AIM OF THE TASK
Scanning the entries below, copy every line that contains the word "true".

++++ PROVIDED INFORMATION ++++

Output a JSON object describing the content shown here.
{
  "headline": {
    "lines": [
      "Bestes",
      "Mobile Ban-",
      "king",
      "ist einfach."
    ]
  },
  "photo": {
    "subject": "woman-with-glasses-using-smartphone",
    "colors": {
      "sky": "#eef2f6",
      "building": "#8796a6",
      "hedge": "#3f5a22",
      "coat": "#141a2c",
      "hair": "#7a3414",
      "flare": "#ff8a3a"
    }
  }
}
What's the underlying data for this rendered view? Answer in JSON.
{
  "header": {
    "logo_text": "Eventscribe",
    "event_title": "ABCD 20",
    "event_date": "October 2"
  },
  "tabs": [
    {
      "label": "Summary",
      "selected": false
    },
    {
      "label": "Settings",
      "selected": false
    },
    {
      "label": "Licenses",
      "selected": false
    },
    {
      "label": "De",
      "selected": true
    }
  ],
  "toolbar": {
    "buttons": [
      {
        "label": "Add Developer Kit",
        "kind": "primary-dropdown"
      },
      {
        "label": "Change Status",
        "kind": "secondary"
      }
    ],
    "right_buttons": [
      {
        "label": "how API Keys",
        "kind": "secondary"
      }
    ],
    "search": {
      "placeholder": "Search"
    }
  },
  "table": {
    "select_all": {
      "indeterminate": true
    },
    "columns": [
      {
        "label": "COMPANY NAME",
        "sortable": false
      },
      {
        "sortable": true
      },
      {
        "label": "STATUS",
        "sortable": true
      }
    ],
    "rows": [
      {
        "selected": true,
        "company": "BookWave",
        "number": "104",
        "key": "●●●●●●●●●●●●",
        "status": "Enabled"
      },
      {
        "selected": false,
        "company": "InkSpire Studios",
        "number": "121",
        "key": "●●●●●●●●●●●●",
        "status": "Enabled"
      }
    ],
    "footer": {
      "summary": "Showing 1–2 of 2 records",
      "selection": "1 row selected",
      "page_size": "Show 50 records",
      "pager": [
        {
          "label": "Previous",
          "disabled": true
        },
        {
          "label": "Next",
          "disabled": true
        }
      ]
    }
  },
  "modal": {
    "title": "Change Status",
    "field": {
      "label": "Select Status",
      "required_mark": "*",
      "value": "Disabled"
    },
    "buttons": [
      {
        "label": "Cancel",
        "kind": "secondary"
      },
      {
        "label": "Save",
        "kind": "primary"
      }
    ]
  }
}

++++

SOLUTION TO THE PROBLEM
      "selected": true
      "indeterminate": true
        "sortable": true
        "sortable": true
        "selected": true,
          "disabled": true
          "disabled": true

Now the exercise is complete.